- [What to produce] Repeat each record below exactly, dropping the pictures.

- [Records to use]
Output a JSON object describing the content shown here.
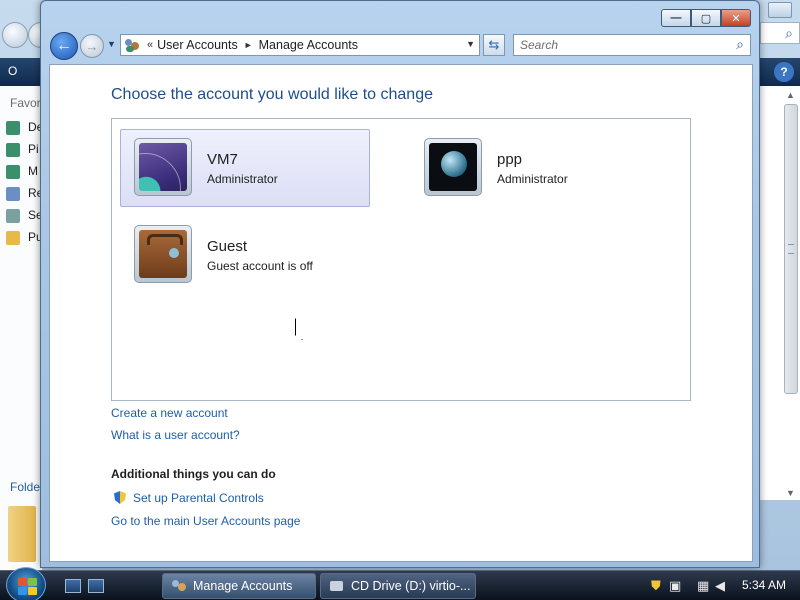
{
  "window": {
    "title": "Manage Accounts",
    "controls": {
      "minimize": "—",
      "maximize": "▢",
      "close": "✕"
    }
  },
  "address_bar": {
    "prefix": "«",
    "crumbs": [
      "User Accounts",
      "Manage Accounts"
    ],
    "separator": "►"
  },
  "search": {
    "placeholder": "Search"
  },
  "main": {
    "heading": "Choose the account you would like to change",
    "accounts": [
      {
        "name": "VM7",
        "role": "Administrator",
        "selected": true
      },
      {
        "name": "ppp",
        "role": "Administrator",
        "selected": false
      },
      {
        "name": "Guest",
        "role": "Guest account is off",
        "selected": false
      }
    ],
    "links": {
      "create": "Create a new account",
      "what_is": "What is a user account?"
    },
    "additional": {
      "heading": "Additional things you can do",
      "parental": "Set up Parental Controls",
      "main_page": "Go to the main User Accounts page"
    }
  },
  "background_window": {
    "toolbar_label": "O",
    "help": "?",
    "favorites_label": "Favor",
    "sidebar_items": [
      "De",
      "Pi",
      "M",
      "Re",
      "Se",
      "Pu"
    ],
    "folders_label": "Folde"
  },
  "taskbar": {
    "tasks": [
      {
        "label": "Manage Accounts",
        "active": true
      },
      {
        "label": "CD Drive (D:) virtio-...",
        "active": false
      }
    ],
    "clock": "5:34 AM"
  },
  "colors": {
    "link": "#1e5fa8",
    "heading": "#1e4e8c",
    "selection": "#dcdff6"
  }
}
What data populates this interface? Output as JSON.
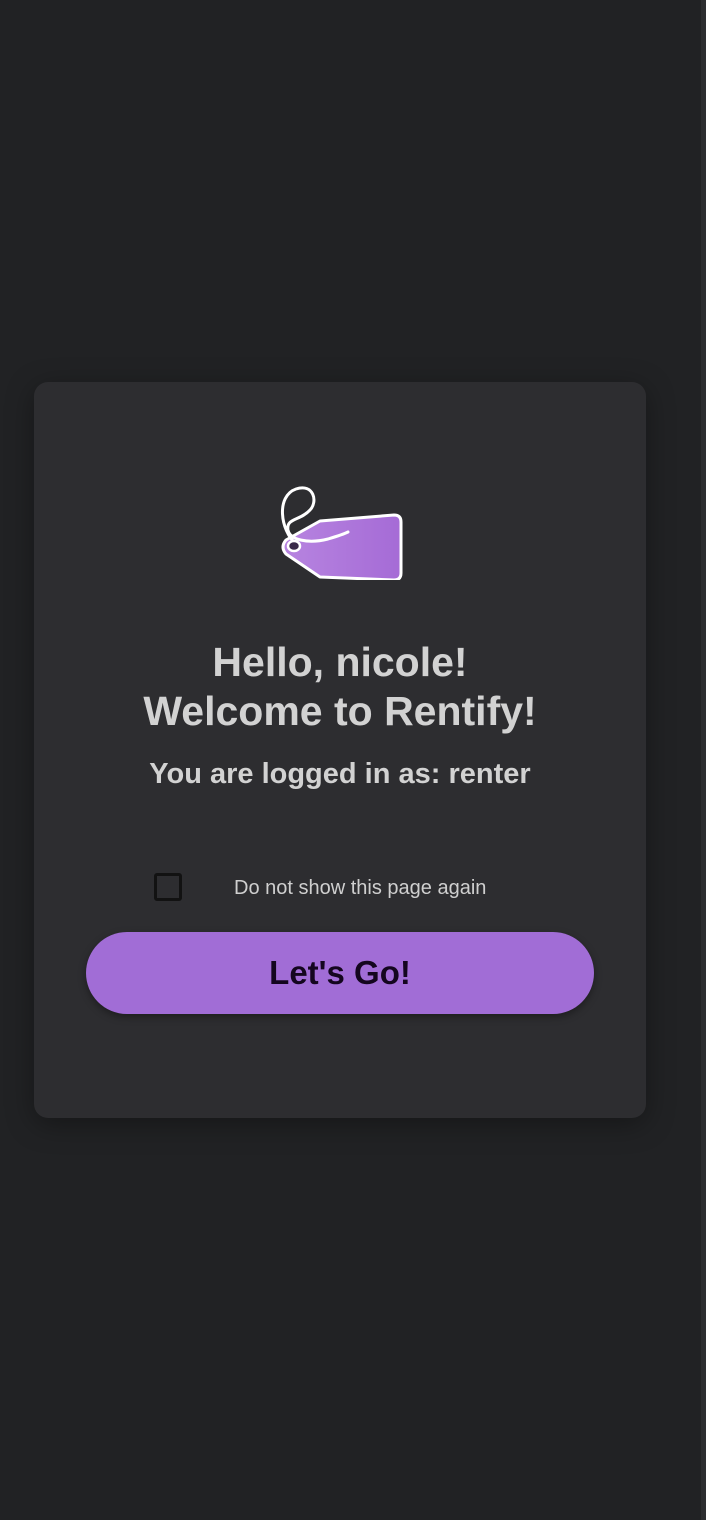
{
  "app": {
    "name": "Rentify",
    "brand_color": "#a16dd6",
    "logo_icon": "price-tag-icon"
  },
  "welcome": {
    "greeting_line": "Hello, nicole!",
    "welcome_line": "Welcome to Rentify!",
    "role_text": "You are logged in as: renter"
  },
  "options": {
    "dont_show_again_label": "Do not show this page again",
    "dont_show_again_checked": false
  },
  "actions": {
    "go_label": "Let's Go!"
  }
}
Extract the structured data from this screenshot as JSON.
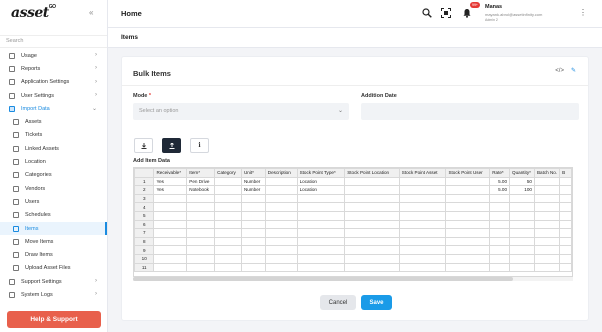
{
  "sidebar": {
    "logo": "asset",
    "logo_sup": "GO",
    "search_placeholder": "Search",
    "items": [
      {
        "label": "Usage",
        "sub": false,
        "chevron": true
      },
      {
        "label": "Reports",
        "sub": false,
        "chevron": true
      },
      {
        "label": "Application Settings",
        "sub": false,
        "chevron": true
      },
      {
        "label": "User Settings",
        "sub": false,
        "chevron": true
      },
      {
        "label": "Import Data",
        "sub": false,
        "chevron": true,
        "active": true
      },
      {
        "label": "Assets",
        "sub": true
      },
      {
        "label": "Tickets",
        "sub": true
      },
      {
        "label": "Linked Assets",
        "sub": true
      },
      {
        "label": "Location",
        "sub": true
      },
      {
        "label": "Categories",
        "sub": true
      },
      {
        "label": "Vendors",
        "sub": true
      },
      {
        "label": "Users",
        "sub": true
      },
      {
        "label": "Schedules",
        "sub": true
      },
      {
        "label": "Items",
        "sub": true,
        "selected": true
      },
      {
        "label": "Move Items",
        "sub": true
      },
      {
        "label": "Draw Items",
        "sub": true
      },
      {
        "label": "Upload Asset Files",
        "sub": true
      },
      {
        "label": "Support Settings",
        "sub": false,
        "chevron": true
      },
      {
        "label": "System Logs",
        "sub": false,
        "chevron": true
      }
    ],
    "help_label": "Help & Support"
  },
  "topbar": {
    "title": "Home",
    "notification_count": "99+",
    "user_name": "Manas",
    "user_email": "mayank.abrol@assetinfinity.com",
    "user_role": "Admin 2"
  },
  "subheader": {
    "title": "Items"
  },
  "card": {
    "title": "Bulk Items",
    "mode_label": "Mode",
    "mode_required": "*",
    "mode_placeholder": "Select an option",
    "addition_date_label": "Addition Date",
    "add_item_data_label": "Add Item Data",
    "cancel_label": "Cancel",
    "save_label": "Save"
  },
  "grid": {
    "columns": [
      "",
      "Receivable*",
      "Item*",
      "Category",
      "Unit*",
      "Description",
      "Stock Point Type*",
      "Stock Point Location",
      "Stock Point Asset",
      "Stock Point User",
      "Rate*",
      "Quantity*",
      "Batch No.",
      "B"
    ],
    "rows": [
      [
        "1",
        "Yes",
        "Pen Drive",
        "",
        "Number",
        "",
        "Location",
        "",
        "",
        "",
        "5.00",
        "50",
        "",
        ""
      ],
      [
        "2",
        "Yes",
        "Notebook",
        "",
        "Number",
        "",
        "Location",
        "",
        "",
        "",
        "5.00",
        "100",
        "",
        ""
      ],
      [
        "3",
        "",
        "",
        "",
        "",
        "",
        "",
        "",
        "",
        "",
        "",
        "",
        "",
        ""
      ],
      [
        "4",
        "",
        "",
        "",
        "",
        "",
        "",
        "",
        "",
        "",
        "",
        "",
        "",
        ""
      ],
      [
        "5",
        "",
        "",
        "",
        "",
        "",
        "",
        "",
        "",
        "",
        "",
        "",
        "",
        ""
      ],
      [
        "6",
        "",
        "",
        "",
        "",
        "",
        "",
        "",
        "",
        "",
        "",
        "",
        "",
        ""
      ],
      [
        "7",
        "",
        "",
        "",
        "",
        "",
        "",
        "",
        "",
        "",
        "",
        "",
        "",
        ""
      ],
      [
        "8",
        "",
        "",
        "",
        "",
        "",
        "",
        "",
        "",
        "",
        "",
        "",
        "",
        ""
      ],
      [
        "9",
        "",
        "",
        "",
        "",
        "",
        "",
        "",
        "",
        "",
        "",
        "",
        "",
        ""
      ],
      [
        "10",
        "",
        "",
        "",
        "",
        "",
        "",
        "",
        "",
        "",
        "",
        "",
        "",
        ""
      ],
      [
        "11",
        "",
        "",
        "",
        "",
        "",
        "",
        "",
        "",
        "",
        "",
        "",
        "",
        ""
      ]
    ]
  },
  "colors": {
    "accent": "#1a9be8",
    "help": "#e8604c",
    "dark_button": "#1f2937"
  }
}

- [Finished exercise]
Output a JSON object describing the content shown here.
{
  "window": {
    "title": "Manage Accounts",
    "controls": {
      "minimize": "—",
      "maximize": "▢",
      "close": "✕"
    }
  },
  "address_bar": {
    "prefix": "«",
    "crumbs": [
      "User Accounts",
      "Manage Accounts"
    ],
    "separator": "►"
  },
  "search": {
    "placeholder": "Search"
  },
  "main": {
    "heading": "Choose the account you would like to change",
    "accounts": [
      {
        "name": "VM7",
        "role": "Administrator",
        "selected": true
      },
      {
        "name": "ppp",
        "role": "Administrator",
        "selected": false
      },
      {
        "name": "Guest",
        "role": "Guest account is off",
        "selected": false
      }
    ],
    "links": {
      "create": "Create a new account",
      "what_is": "What is a user account?"
    },
    "additional": {
      "heading": "Additional things you can do",
      "parental": "Set up Parental Controls",
      "main_page": "Go to the main User Accounts page"
    }
  },
  "background_window": {
    "toolbar_label": "O",
    "help": "?",
    "favorites_label": "Favor",
    "sidebar_items": [
      "De",
      "Pi",
      "M",
      "Re",
      "Se",
      "Pu"
    ],
    "folders_label": "Folde"
  },
  "taskbar": {
    "tasks": [
      {
        "label": "Manage Accounts",
        "active": true
      },
      {
        "label": "CD Drive (D:) virtio-...",
        "active": false
      }
    ],
    "clock": "5:34 AM"
  },
  "colors": {
    "link": "#1e5fa8",
    "heading": "#1e4e8c",
    "selection": "#dcdff6"
  }
}
What data populates this interface? Output as JSON.
{
  "app": {
    "name": "Rentify",
    "brand_color": "#a16dd6",
    "logo_icon": "price-tag-icon"
  },
  "welcome": {
    "greeting_line": "Hello, nicole!",
    "welcome_line": "Welcome to Rentify!",
    "role_text": "You are logged in as: renter"
  },
  "options": {
    "dont_show_again_label": "Do not show this page again",
    "dont_show_again_checked": false
  },
  "actions": {
    "go_label": "Let's Go!"
  }
}
Extract the structured data from this screenshot as JSON.
{
  "sidebar": {
    "logo": "asset",
    "logo_sup": "GO",
    "search_placeholder": "Search",
    "items": [
      {
        "label": "Usage",
        "sub": false,
        "chevron": true
      },
      {
        "label": "Reports",
        "sub": false,
        "chevron": true
      },
      {
        "label": "Application Settings",
        "sub": false,
        "chevron": true
      },
      {
        "label": "User Settings",
        "sub": false,
        "chevron": true
      },
      {
        "label": "Import Data",
        "sub": false,
        "chevron": true,
        "active": true
      },
      {
        "label": "Assets",
        "sub": true
      },
      {
        "label": "Tickets",
        "sub": true
      },
      {
        "label": "Linked Assets",
        "sub": true
      },
      {
        "label": "Location",
        "sub": true
      },
      {
        "label": "Categories",
        "sub": true
      },
      {
        "label": "Vendors",
        "sub": true
      },
      {
        "label": "Users",
        "sub": true
      },
      {
        "label": "Schedules",
        "sub": true
      },
      {
        "label": "Items",
        "sub": true,
        "selected": true
      },
      {
        "label": "Move Items",
        "sub": true
      },
      {
        "label": "Draw Items",
        "sub": true
      },
      {
        "label": "Upload Asset Files",
        "sub": true
      },
      {
        "label": "Support Settings",
        "sub": false,
        "chevron": true
      },
      {
        "label": "System Logs",
        "sub": false,
        "chevron": true
      }
    ],
    "help_label": "Help & Support"
  },
  "topbar": {
    "title": "Home",
    "notification_count": "99+",
    "user_name": "Manas",
    "user_email": "mayank.abrol@assetinfinity.com",
    "user_role": "Admin 2"
  },
  "subheader": {
    "title": "Items"
  },
  "card": {
    "title": "Bulk Items",
    "mode_label": "Mode",
    "mode_required": "*",
    "mode_placeholder": "Select an option",
    "addition_date_label": "Addition Date",
    "add_item_data_label": "Add Item Data",
    "cancel_label": "Cancel",
    "save_label": "Save"
  },
  "grid": {
    "columns": [
      "",
      "Receivable*",
      "Item*",
      "Category",
      "Unit*",
      "Description",
      "Stock Point Type*",
      "Stock Point Location",
      "Stock Point Asset",
      "Stock Point User",
      "Rate*",
      "Quantity*",
      "Batch No.",
      "B"
    ],
    "rows": [
      [
        "1",
        "Yes",
        "Pen Drive",
        "",
        "Number",
        "",
        "Location",
        "",
        "",
        "",
        "5.00",
        "50",
        "",
        ""
      ],
      [
        "2",
        "Yes",
        "Notebook",
        "",
        "Number",
        "",
        "Location",
        "",
        "",
        "",
        "5.00",
        "100",
        "",
        ""
      ],
      [
        "3",
        "",
        "",
        "",
        "",
        "",
        "",
        "",
        "",
        "",
        "",
        "",
        "",
        ""
      ],
      [
        "4",
        "",
        "",
        "",
        "",
        "",
        "",
        "",
        "",
        "",
        "",
        "",
        "",
        ""
      ],
      [
        "5",
        "",
        "",
        "",
        "",
        "",
        "",
        "",
        "",
        "",
        "",
        "",
        "",
        ""
      ],
      [
        "6",
        "",
        "",
        "",
        "",
        "",
        "",
        "",
        "",
        "",
        "",
        "",
        "",
        ""
      ],
      [
        "7",
        "",
        "",
        "",
        "",
        "",
        "",
        "",
        "",
        "",
        "",
        "",
        "",
        ""
      ],
      [
        "8",
        "",
        "",
        "",
        "",
        "",
        "",
        "",
        "",
        "",
        "",
        "",
        "",
        ""
      ],
      [
        "9",
        "",
        "",
        "",
        "",
        "",
        "",
        "",
        "",
        "",
        "",
        "",
        "",
        ""
      ],
      [
        "10",
        "",
        "",
        "",
        "",
        "",
        "",
        "",
        "",
        "",
        "",
        "",
        "",
        ""
      ],
      [
        "11",
        "",
        "",
        "",
        "",
        "",
        "",
        "",
        "",
        "",
        "",
        "",
        "",
        ""
      ]
    ]
  },
  "colors": {
    "accent": "#1a9be8",
    "help": "#e8604c",
    "dark_button": "#1f2937"
  }
}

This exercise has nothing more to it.